*Task directions*. Scan the listing below for the word "table", then copy each line that has it.
- Opening Delimiter -
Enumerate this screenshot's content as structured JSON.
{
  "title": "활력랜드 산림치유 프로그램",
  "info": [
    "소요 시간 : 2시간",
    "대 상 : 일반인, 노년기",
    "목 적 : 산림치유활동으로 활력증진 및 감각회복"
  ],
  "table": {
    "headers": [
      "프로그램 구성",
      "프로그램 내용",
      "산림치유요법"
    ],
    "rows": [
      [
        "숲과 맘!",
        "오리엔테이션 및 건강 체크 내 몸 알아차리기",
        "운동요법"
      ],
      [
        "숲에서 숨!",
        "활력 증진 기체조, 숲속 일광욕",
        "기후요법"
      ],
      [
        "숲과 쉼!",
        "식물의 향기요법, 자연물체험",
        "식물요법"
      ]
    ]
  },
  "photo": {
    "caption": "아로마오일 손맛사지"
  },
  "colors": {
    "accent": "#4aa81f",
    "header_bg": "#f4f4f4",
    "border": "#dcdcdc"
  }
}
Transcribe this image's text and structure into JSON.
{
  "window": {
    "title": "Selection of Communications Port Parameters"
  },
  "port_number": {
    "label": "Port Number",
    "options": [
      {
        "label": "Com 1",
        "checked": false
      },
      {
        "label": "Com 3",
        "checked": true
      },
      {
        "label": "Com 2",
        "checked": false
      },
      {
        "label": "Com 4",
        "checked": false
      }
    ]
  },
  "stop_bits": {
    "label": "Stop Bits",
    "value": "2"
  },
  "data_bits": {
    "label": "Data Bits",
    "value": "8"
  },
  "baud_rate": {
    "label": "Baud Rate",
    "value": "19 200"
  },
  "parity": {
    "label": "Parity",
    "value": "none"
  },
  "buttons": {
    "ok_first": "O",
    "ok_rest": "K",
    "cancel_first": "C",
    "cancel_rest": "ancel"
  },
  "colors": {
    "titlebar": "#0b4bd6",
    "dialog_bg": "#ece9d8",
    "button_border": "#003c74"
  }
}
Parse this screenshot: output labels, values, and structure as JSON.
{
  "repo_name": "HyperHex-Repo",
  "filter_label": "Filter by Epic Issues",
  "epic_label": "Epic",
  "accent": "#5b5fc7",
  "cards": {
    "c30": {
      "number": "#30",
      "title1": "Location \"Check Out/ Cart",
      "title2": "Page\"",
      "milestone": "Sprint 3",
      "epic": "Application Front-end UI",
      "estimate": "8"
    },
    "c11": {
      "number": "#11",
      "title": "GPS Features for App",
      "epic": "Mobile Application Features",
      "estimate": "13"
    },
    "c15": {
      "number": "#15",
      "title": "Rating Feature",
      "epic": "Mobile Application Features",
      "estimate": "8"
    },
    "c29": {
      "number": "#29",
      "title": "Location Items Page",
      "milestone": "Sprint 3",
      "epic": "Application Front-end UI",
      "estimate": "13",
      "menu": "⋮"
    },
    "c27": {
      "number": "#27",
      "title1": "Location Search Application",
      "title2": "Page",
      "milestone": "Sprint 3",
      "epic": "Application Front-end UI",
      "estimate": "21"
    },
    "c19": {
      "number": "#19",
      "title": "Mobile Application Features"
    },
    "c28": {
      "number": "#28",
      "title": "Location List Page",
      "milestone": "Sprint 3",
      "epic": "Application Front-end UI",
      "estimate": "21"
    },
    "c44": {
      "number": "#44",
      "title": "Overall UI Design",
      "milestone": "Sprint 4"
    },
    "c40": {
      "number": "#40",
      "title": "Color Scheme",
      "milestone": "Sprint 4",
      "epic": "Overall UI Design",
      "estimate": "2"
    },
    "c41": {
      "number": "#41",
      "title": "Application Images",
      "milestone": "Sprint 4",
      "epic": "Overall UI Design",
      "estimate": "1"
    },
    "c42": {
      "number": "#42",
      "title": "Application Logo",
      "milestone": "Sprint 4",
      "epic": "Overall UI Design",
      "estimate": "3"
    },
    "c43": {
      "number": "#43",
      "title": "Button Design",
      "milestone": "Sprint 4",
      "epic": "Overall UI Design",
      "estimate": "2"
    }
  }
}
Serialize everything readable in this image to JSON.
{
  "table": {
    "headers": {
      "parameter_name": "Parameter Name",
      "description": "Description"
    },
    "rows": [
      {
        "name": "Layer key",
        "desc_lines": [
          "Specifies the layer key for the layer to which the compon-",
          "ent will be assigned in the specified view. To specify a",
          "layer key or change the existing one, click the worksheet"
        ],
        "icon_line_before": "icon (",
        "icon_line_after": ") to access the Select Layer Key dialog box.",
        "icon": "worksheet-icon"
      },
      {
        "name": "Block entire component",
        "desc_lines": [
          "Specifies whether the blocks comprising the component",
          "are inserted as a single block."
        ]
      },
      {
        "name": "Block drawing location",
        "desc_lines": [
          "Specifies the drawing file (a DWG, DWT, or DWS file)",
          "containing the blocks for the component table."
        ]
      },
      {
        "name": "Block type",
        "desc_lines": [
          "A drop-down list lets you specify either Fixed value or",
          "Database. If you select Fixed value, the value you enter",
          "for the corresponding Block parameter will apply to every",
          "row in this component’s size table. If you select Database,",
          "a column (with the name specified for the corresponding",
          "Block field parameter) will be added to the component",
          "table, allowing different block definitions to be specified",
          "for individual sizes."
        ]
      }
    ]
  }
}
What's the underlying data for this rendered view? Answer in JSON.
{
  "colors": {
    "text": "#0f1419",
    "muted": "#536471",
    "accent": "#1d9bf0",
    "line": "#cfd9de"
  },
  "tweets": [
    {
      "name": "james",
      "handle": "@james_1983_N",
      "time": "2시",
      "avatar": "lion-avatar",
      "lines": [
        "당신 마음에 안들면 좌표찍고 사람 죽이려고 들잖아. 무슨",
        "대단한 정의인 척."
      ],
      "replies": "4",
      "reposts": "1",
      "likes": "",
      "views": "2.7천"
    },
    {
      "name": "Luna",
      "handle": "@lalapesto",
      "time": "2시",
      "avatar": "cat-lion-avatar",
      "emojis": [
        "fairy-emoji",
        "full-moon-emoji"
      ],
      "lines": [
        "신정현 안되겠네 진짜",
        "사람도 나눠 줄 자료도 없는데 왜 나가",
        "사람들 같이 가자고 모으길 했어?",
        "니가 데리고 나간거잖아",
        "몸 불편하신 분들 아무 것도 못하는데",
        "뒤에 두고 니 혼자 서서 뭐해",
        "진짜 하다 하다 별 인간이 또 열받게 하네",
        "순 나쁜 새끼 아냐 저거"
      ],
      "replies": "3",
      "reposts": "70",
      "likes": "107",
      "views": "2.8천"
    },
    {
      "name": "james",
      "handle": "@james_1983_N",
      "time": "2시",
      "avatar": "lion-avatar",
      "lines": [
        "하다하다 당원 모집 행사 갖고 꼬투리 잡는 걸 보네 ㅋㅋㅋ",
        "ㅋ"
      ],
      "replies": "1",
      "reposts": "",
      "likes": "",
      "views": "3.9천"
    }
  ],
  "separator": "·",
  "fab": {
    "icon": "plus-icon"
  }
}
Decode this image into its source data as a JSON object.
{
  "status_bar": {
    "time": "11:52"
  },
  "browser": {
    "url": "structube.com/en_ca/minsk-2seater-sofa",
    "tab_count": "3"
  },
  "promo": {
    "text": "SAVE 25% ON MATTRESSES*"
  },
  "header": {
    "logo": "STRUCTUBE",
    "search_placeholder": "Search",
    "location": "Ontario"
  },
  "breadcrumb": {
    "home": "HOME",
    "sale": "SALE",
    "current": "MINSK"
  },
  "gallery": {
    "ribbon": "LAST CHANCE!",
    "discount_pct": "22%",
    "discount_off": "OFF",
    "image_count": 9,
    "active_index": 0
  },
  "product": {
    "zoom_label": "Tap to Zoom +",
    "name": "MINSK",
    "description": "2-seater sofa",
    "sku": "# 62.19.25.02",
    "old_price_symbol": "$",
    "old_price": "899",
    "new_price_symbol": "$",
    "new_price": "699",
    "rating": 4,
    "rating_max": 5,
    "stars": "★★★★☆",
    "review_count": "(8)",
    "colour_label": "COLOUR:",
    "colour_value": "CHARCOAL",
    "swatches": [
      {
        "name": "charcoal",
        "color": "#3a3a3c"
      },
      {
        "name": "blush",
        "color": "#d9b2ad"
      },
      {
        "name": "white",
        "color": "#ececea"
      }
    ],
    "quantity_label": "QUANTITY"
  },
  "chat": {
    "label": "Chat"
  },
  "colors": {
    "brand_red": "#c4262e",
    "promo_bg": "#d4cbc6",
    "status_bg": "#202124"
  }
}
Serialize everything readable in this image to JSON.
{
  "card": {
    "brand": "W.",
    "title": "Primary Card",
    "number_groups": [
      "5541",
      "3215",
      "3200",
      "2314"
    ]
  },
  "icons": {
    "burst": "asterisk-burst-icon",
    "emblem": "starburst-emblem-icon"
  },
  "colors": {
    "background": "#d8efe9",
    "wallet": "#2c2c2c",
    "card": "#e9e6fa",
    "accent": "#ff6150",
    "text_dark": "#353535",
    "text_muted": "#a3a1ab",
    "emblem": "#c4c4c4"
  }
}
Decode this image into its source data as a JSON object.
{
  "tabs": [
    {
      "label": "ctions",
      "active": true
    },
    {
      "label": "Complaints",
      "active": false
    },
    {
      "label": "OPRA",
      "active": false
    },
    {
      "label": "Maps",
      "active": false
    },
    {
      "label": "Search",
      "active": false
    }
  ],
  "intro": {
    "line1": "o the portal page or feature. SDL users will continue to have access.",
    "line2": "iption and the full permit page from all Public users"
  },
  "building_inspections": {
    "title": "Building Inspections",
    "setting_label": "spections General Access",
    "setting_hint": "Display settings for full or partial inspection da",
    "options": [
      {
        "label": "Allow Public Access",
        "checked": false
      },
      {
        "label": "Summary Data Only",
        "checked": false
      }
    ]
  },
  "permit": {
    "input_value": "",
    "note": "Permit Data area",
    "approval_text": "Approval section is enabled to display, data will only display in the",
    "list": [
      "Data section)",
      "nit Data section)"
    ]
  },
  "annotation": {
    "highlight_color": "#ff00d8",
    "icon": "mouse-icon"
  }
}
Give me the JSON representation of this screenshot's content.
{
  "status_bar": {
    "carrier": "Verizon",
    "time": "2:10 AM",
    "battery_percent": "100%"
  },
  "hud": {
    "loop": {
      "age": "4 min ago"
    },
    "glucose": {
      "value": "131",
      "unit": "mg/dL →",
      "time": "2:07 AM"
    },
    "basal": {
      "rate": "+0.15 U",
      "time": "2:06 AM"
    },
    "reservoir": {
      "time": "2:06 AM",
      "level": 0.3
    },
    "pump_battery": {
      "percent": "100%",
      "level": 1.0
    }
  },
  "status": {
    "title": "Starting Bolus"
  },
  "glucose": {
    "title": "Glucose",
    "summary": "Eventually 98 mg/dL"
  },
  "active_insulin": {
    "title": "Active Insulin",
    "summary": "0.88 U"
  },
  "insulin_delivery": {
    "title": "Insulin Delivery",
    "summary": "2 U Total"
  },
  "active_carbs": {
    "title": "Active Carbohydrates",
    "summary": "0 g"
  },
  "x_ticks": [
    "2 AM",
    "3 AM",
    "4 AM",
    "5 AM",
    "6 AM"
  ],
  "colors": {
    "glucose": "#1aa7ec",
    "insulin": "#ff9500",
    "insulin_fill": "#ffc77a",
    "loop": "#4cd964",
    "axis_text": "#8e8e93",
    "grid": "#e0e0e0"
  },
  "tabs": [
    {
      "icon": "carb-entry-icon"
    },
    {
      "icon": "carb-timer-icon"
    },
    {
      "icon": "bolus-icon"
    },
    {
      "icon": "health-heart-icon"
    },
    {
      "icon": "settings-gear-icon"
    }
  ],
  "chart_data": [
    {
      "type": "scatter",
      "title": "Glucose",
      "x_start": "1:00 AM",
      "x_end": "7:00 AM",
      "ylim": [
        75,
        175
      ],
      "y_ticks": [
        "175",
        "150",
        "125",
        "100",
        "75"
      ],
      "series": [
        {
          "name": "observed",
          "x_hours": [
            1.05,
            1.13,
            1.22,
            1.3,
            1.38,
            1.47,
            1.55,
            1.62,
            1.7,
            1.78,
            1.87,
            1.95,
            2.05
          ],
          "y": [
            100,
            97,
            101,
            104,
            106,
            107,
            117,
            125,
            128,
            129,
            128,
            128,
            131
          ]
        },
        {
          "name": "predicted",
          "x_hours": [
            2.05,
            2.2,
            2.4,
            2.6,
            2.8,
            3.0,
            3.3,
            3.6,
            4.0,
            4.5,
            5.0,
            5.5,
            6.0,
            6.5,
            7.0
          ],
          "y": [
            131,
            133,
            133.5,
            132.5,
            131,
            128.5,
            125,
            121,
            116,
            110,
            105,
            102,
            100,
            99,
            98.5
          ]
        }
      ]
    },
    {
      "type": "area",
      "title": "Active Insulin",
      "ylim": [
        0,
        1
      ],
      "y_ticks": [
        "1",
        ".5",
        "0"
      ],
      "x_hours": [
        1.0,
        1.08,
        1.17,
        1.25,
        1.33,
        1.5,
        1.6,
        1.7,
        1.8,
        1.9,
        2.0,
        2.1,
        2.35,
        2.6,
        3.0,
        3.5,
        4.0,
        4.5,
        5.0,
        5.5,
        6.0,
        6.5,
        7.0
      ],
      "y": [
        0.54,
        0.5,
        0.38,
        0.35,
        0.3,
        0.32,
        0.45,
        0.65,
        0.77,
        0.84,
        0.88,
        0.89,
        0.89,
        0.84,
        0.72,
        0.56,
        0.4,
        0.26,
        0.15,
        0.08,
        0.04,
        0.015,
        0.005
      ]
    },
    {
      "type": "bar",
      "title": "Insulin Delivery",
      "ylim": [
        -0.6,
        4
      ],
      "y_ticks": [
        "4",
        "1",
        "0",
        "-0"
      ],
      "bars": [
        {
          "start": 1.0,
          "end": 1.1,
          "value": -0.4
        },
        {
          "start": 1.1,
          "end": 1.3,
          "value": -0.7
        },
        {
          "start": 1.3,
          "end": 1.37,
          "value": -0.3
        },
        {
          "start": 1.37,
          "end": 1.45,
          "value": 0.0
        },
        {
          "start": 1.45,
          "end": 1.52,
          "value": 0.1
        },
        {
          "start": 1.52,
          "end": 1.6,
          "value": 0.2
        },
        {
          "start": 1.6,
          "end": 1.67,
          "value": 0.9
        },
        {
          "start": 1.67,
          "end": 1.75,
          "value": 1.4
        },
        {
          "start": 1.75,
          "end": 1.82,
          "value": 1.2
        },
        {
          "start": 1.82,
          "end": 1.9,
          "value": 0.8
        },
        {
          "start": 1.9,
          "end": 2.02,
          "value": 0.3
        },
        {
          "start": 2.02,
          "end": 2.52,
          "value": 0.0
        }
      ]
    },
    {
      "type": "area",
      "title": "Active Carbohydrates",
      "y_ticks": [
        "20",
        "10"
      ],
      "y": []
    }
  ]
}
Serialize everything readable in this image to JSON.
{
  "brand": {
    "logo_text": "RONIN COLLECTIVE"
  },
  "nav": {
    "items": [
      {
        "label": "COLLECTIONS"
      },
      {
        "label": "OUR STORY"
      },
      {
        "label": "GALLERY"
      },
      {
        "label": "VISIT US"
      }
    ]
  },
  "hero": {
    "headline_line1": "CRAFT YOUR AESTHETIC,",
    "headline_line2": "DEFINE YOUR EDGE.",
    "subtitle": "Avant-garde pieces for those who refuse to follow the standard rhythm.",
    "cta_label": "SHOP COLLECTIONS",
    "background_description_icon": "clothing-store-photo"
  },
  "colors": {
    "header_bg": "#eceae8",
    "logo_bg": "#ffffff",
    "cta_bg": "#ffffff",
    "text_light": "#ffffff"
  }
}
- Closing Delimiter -
*Task solution*.
  "table": {
  "table": {
          "containing the blocks for the component table."
          "row in this component’s size table. If you select Database,",
          "table, allowing different block definitions to be specified",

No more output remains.